Yoast SEO or Smartcrawl
SEO – everyones fascination with websites! Get the SEO right and the traffic will just appear. Whilst that isn’t quite true and a WHOLE different blog post, choosing keywords and using them on your pages is a good start. Yoast SEO helps you do just that. For each page, post product, you name it – you can choose a keyword, enter a description and generally guide you through your on page SEO. Even if you don’t fancy wandering into the world of keywords, I would at least set your description within Yoast or Smartcrawl, as this is what appears in Google searches and also when you share your posts on Social Media. Also don’t forget to add a featured image on your page down the right hand side of the page in page edit mode – whilst you are there!
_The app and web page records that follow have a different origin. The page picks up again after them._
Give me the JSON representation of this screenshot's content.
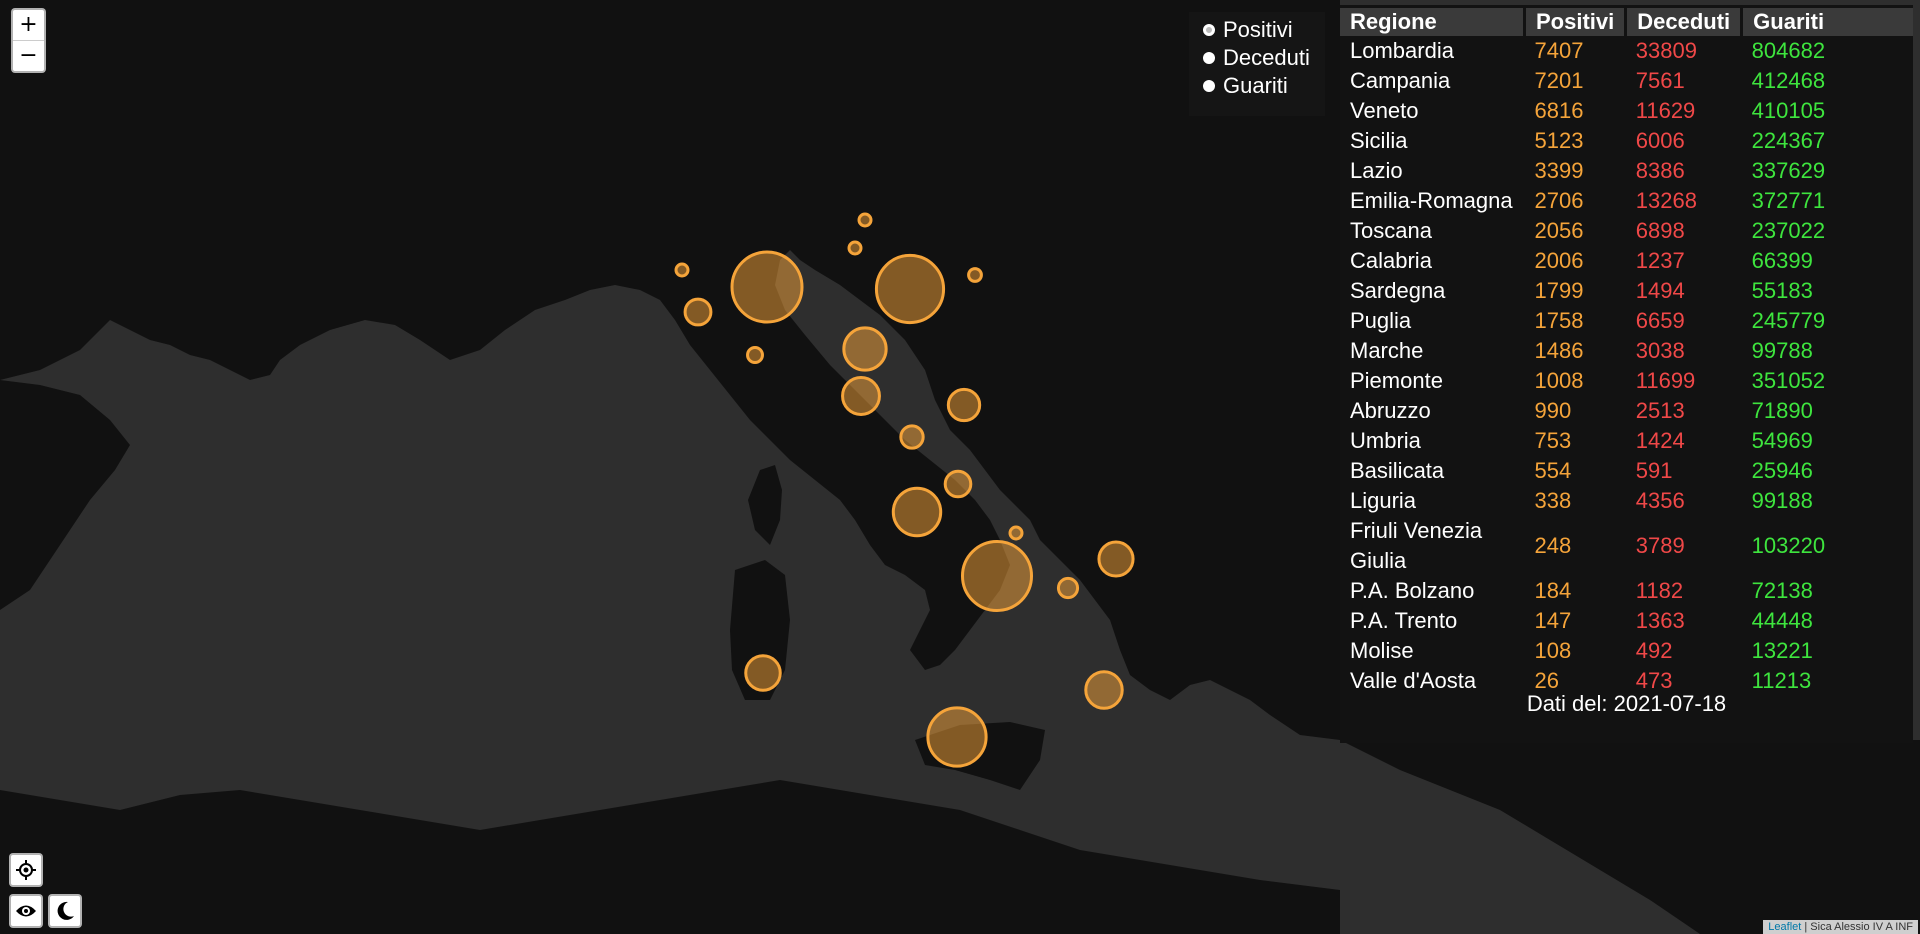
{
  "map": {
    "circles": [
      {
        "region": "Lombardia",
        "value": 7407
      },
      {
        "region": "Campania",
        "value": 7201
      },
      {
        "region": "Veneto",
        "value": 6816
      },
      {
        "region": "Sicilia",
        "value": 5123
      },
      {
        "region": "Lazio",
        "value": 3399
      },
      {
        "region": "Emilia-Romagna",
        "value": 2706
      },
      {
        "region": "Toscana",
        "value": 2056
      },
      {
        "region": "Calabria",
        "value": 2006
      },
      {
        "region": "Sardegna",
        "value": 1799
      },
      {
        "region": "Puglia",
        "value": 1758
      },
      {
        "region": "Marche",
        "value": 1486
      },
      {
        "region": "Piemonte",
        "value": 1008
      },
      {
        "region": "Abruzzo",
        "value": 990
      },
      {
        "region": "Umbria",
        "value": 753
      },
      {
        "region": "Basilicata",
        "value": 554
      },
      {
        "region": "Liguria",
        "value": 338
      },
      {
        "region": "Friuli Venezia Giulia",
        "value": 248
      },
      {
        "region": "P.A. Bolzano",
        "value": 184
      },
      {
        "region": "P.A. Trento",
        "value": 147
      },
      {
        "region": "Molise",
        "value": 108
      },
      {
        "region": "Valle d'Aosta",
        "value": 26
      }
    ],
    "circle_color": "#f5a43a",
    "sea_color": "#2e2e2e",
    "land_color": "#111111"
  },
  "zoom": {
    "in": "+",
    "out": "−"
  },
  "layers": {
    "items": [
      {
        "label": "Positivi",
        "checked": true
      },
      {
        "label": "Deceduti",
        "checked": false
      },
      {
        "label": "Guariti",
        "checked": false
      }
    ]
  },
  "table": {
    "headers": {
      "region": "Regione",
      "pos": "Positivi",
      "dec": "Deceduti",
      "gua": "Guariti"
    },
    "rows": [
      {
        "region": "Lombardia",
        "pos": "7407",
        "dec": "33809",
        "gua": "804682"
      },
      {
        "region": "Campania",
        "pos": "7201",
        "dec": "7561",
        "gua": "412468"
      },
      {
        "region": "Veneto",
        "pos": "6816",
        "dec": "11629",
        "gua": "410105"
      },
      {
        "region": "Sicilia",
        "pos": "5123",
        "dec": "6006",
        "gua": "224367"
      },
      {
        "region": "Lazio",
        "pos": "3399",
        "dec": "8386",
        "gua": "337629"
      },
      {
        "region": "Emilia-Romagna",
        "pos": "2706",
        "dec": "13268",
        "gua": "372771"
      },
      {
        "region": "Toscana",
        "pos": "2056",
        "dec": "6898",
        "gua": "237022"
      },
      {
        "region": "Calabria",
        "pos": "2006",
        "dec": "1237",
        "gua": "66399"
      },
      {
        "region": "Sardegna",
        "pos": "1799",
        "dec": "1494",
        "gua": "55183"
      },
      {
        "region": "Puglia",
        "pos": "1758",
        "dec": "6659",
        "gua": "245779"
      },
      {
        "region": "Marche",
        "pos": "1486",
        "dec": "3038",
        "gua": "99788"
      },
      {
        "region": "Piemonte",
        "pos": "1008",
        "dec": "11699",
        "gua": "351052"
      },
      {
        "region": "Abruzzo",
        "pos": "990",
        "dec": "2513",
        "gua": "71890"
      },
      {
        "region": "Umbria",
        "pos": "753",
        "dec": "1424",
        "gua": "54969"
      },
      {
        "region": "Basilicata",
        "pos": "554",
        "dec": "591",
        "gua": "25946"
      },
      {
        "region": "Liguria",
        "pos": "338",
        "dec": "4356",
        "gua": "99188"
      },
      {
        "region": "Friuli Venezia Giulia",
        "pos": "248",
        "dec": "3789",
        "gua": "103220"
      },
      {
        "region": "P.A. Bolzano",
        "pos": "184",
        "dec": "1182",
        "gua": "72138"
      },
      {
        "region": "P.A. Trento",
        "pos": "147",
        "dec": "1363",
        "gua": "44448"
      },
      {
        "region": "Molise",
        "pos": "108",
        "dec": "492",
        "gua": "13221"
      },
      {
        "region": "Valle d'Aosta",
        "pos": "26",
        "dec": "473",
        "gua": "11213"
      }
    ],
    "colors": {
      "pos": "#f5a43a",
      "dec": "#f04848",
      "gua": "#3ee53e"
    }
  },
  "date_text": "Dati del: 2021-07-18",
  "controls": {
    "locate": "locate-icon",
    "view": "eye-icon",
    "theme": "moon-icon"
  },
  "attribution": {
    "link": "Leaflet",
    "text": " | Sica Alessio IV A INF"
  }
}
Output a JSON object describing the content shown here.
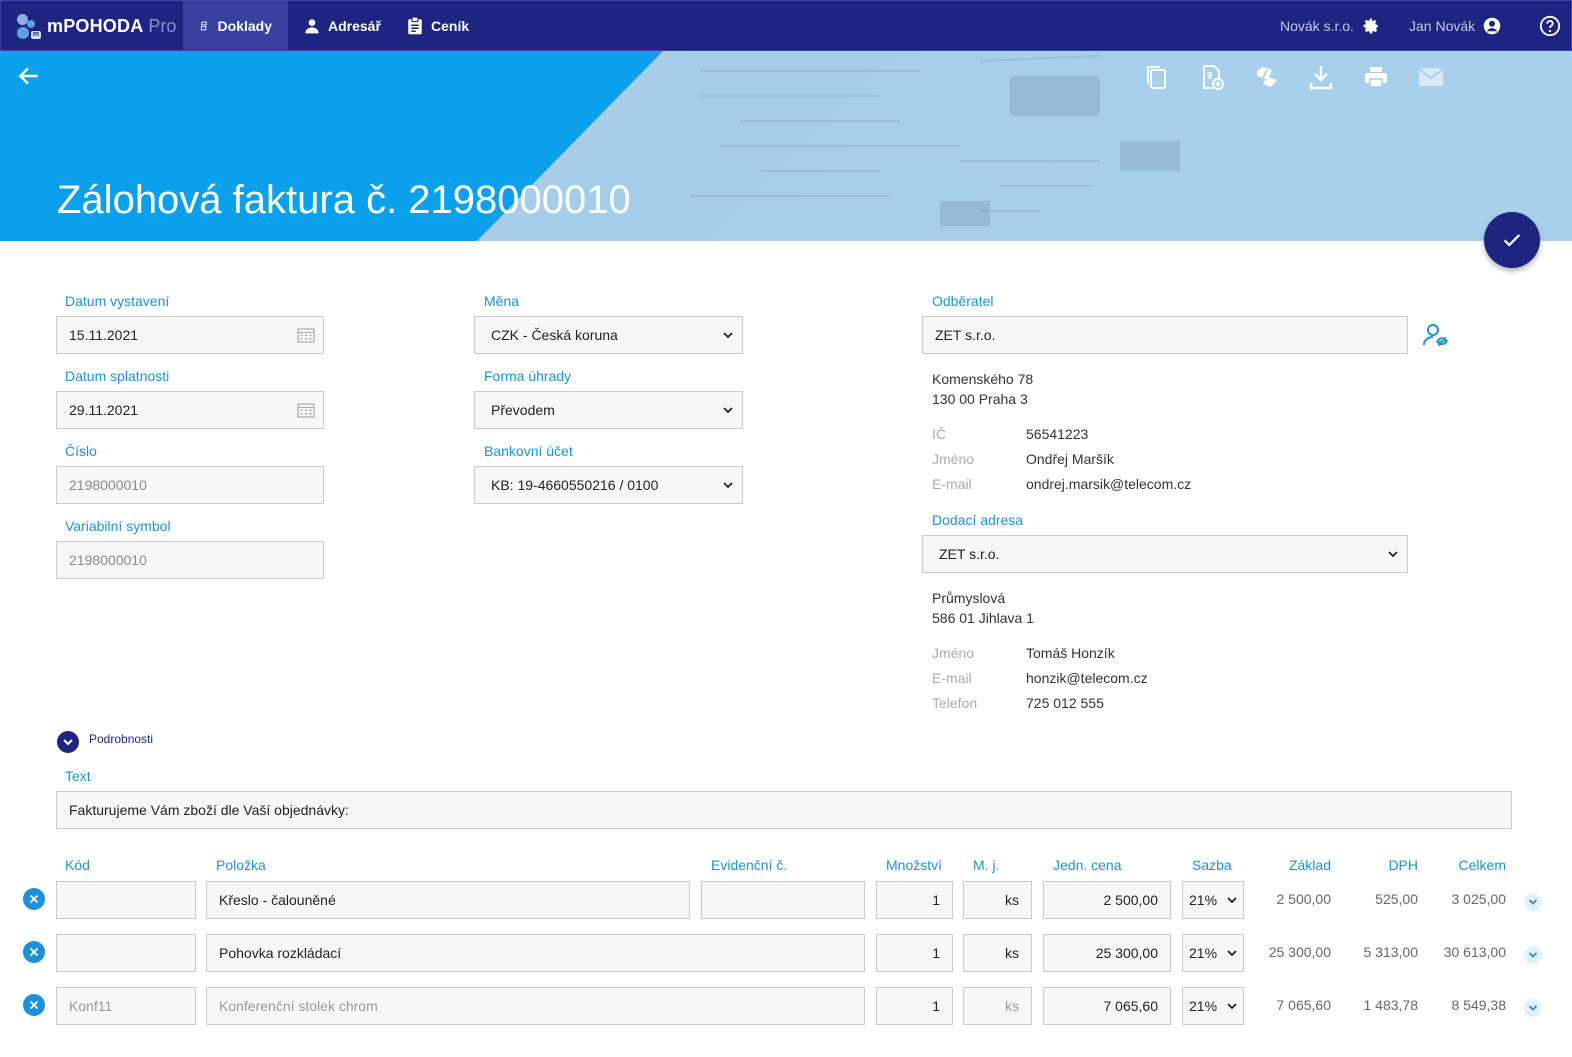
{
  "nav": {
    "brand_name": "mPOHODA",
    "brand_suffix": "Pro",
    "tabs": [
      {
        "label": "Doklady",
        "icon": "documents-icon"
      },
      {
        "label": "Adresář",
        "icon": "person-icon"
      },
      {
        "label": "Ceník",
        "icon": "clipboard-icon"
      }
    ],
    "company": "Novák s.r.o.",
    "user": "Jan Novák"
  },
  "header": {
    "title": "Zálohová faktura č. 2198000010",
    "toolbar_icons": [
      "copy-icon",
      "new-document-icon",
      "convert-icon",
      "download-icon",
      "print-icon",
      "email-icon"
    ]
  },
  "form": {
    "datum_vystaveni": {
      "label": "Datum vystavení",
      "value": "15.11.2021"
    },
    "datum_splatnosti": {
      "label": "Datum splatnosti",
      "value": "29.11.2021"
    },
    "cislo": {
      "label": "Číslo",
      "value": "2198000010"
    },
    "variabilni_symbol": {
      "label": "Variabilní symbol",
      "value": "2198000010"
    },
    "mena": {
      "label": "Měna",
      "value": "CZK - Česká koruna"
    },
    "forma_uhrady": {
      "label": "Forma úhrady",
      "value": "Převodem"
    },
    "bankovni_ucet": {
      "label": "Bankovní účet",
      "value": "KB: 19-4660550216 / 0100"
    }
  },
  "odberatel": {
    "label": "Odběratel",
    "name": "ZET s.r.o.",
    "street": "Komenského 78",
    "city": "130 00 Praha 3",
    "ic_label": "IČ",
    "ic": "56541223",
    "jmeno_label": "Jméno",
    "jmeno": "Ondřej Maršík",
    "email_label": "E-mail",
    "email": "ondrej.marsik@telecom.cz"
  },
  "dodaci": {
    "label": "Dodací adresa",
    "value": "ZET s.r.o.",
    "street": "Průmyslová",
    "city": "586 01 Jihlava 1",
    "jmeno_label": "Jméno",
    "jmeno": "Tomáš Honzík",
    "email_label": "E-mail",
    "email": "honzik@telecom.cz",
    "telefon_label": "Telefon",
    "telefon": "725 012 555"
  },
  "details": {
    "label": "Podrobnosti"
  },
  "text": {
    "label": "Text",
    "value": "Fakturujeme Vám zboží dle Vaší objednávky:"
  },
  "table": {
    "headers": {
      "kod": "Kód",
      "polozka": "Položka",
      "evidencni": "Evidenční č.",
      "mnozstvi": "Množství",
      "mj": "M. j.",
      "jedn_cena": "Jedn. cena",
      "sazba": "Sazba",
      "zaklad": "Základ",
      "dph": "DPH",
      "celkem": "Celkem"
    },
    "rows": [
      {
        "kod": "",
        "polozka": "Křeslo - čalouněné",
        "evidencni": "",
        "mnozstvi": "1",
        "mj": "ks",
        "cena": "2 500,00",
        "sazba": "21%",
        "zaklad": "2 500,00",
        "dph": "525,00",
        "celkem": "3 025,00"
      },
      {
        "kod": "",
        "polozka": "Pohovka rozkládací",
        "mnozstvi": "1",
        "mj": "ks",
        "cena": "25 300,00",
        "sazba": "21%",
        "zaklad": "25 300,00",
        "dph": "5 313,00",
        "celkem": "30 613,00"
      },
      {
        "kod": "Konf11",
        "polozka": "Konferenční stolek chrom",
        "mnozstvi": "1",
        "mj": "ks",
        "cena": "7 065,60",
        "sazba": "21%",
        "zaklad": "7 065,60",
        "dph": "1 483,78",
        "celkem": "8 549,38"
      }
    ]
  },
  "colors": {
    "navy": "#1d2580",
    "accent": "#1e90d8",
    "banner": "#0aa0ec"
  }
}
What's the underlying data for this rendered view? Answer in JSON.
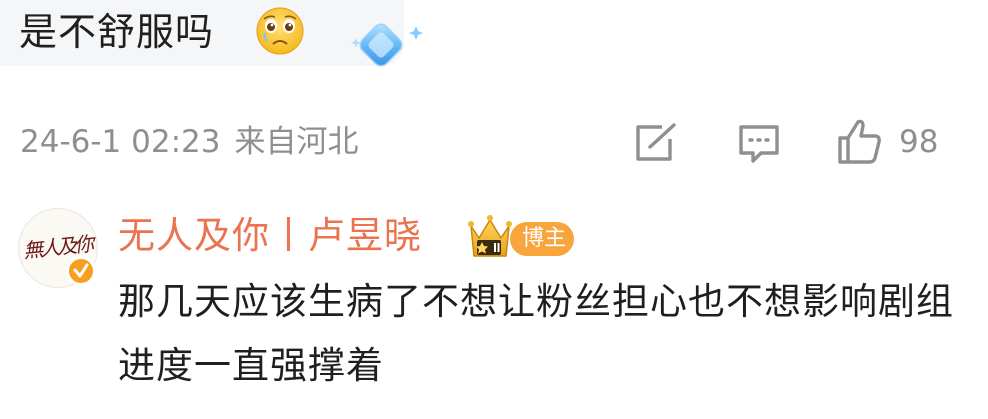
{
  "quoted_comment": {
    "text": "是不舒服吗",
    "emoji": "crying-face-emoji",
    "sticker": "blue-diamond-icon"
  },
  "meta": {
    "date": "24-6-1 02:23",
    "location": "来自河北",
    "like_count": "98"
  },
  "actions": {
    "share_icon": "share-icon",
    "comment_icon": "comment-icon",
    "like_icon": "thumbs-up-icon"
  },
  "reply": {
    "username": "无人及你丨卢昱晓",
    "avatar_text": "無人及你",
    "role_tag": "博主",
    "crown_badge": "crown-icon",
    "text": "那几天应该生病了不想让粉丝担心也不想影响剧组进度一直强撑着"
  },
  "colors": {
    "username": "#eb7350",
    "meta": "#8f8f8f",
    "tag": "#f8a53d",
    "bubble_bg": "#f5f6f8",
    "body_text": "#1f1f1f"
  }
}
The difference between Yoast and Smartcrawl is that Yoast doesn’t tend to play very nice with Divi and you can often encounter glitches, so I tend to use Smartcrawl instead, which does the same thing, although Yoast is better known.
Bet WordPress plugins, Free Vs Paid or Pro
All of the above best WordPress plugins are free although some of them do offer paid pro versions, I have never used the pro versions of any of them and am usually able to find a free plugin for just about anything. But sometimes you do have to pay for quality and if something just isn’t available anywhere else. Free plugins are usually basic and do what they say on the tin – you want more than what they offer then you are going to have to pay! But for a website just starting out the free versions are the way to go 🙂
How many of these best WordPress plugins should I have and what if something goes wrong?
You should generally have as few plugins as possible, the reason being is that too many, doing too many things on the website can cause your website to load slower and also cause conflicts.
WordPress doesn’t create the plugins itself, these are all created and developed by outside companies and individuals. There are millions, if not billions of plugins out there and it would be impossible to test them all against each other. If after installing or updating plugins you get an Internal 500 error and you can’t load your website this is due to a plugin conflict and you will have to go through the hosting to turn off all plugins.
So which plugins should you choose? At least have the basic plugins such as SSL, cookies, cache and image optimiser and security. Then add as you need to – but don’t forget to delete any plugins you don’t need and also keep an eye out for ones that do the same things – as this can often cause glitches and slow your site down.
BEST WORDPRESS PLUGINS TOP TIP
Want an easy way to install all the best WordPress plugins I mention above?
Simply download the WP Favs plugin and I have created my own plugin list on there. So download and install the plugin, go to settings and in the box enter this token: GXhsBROuGfXTLzWxZr5WuWwFWKkY0F
This will download all the plugins above onto your site for you to install then activate!
For more information about these best WordPress plugins and what they do (along with how to fix them if they conflict) check out my WordPress Basics course on the courses page.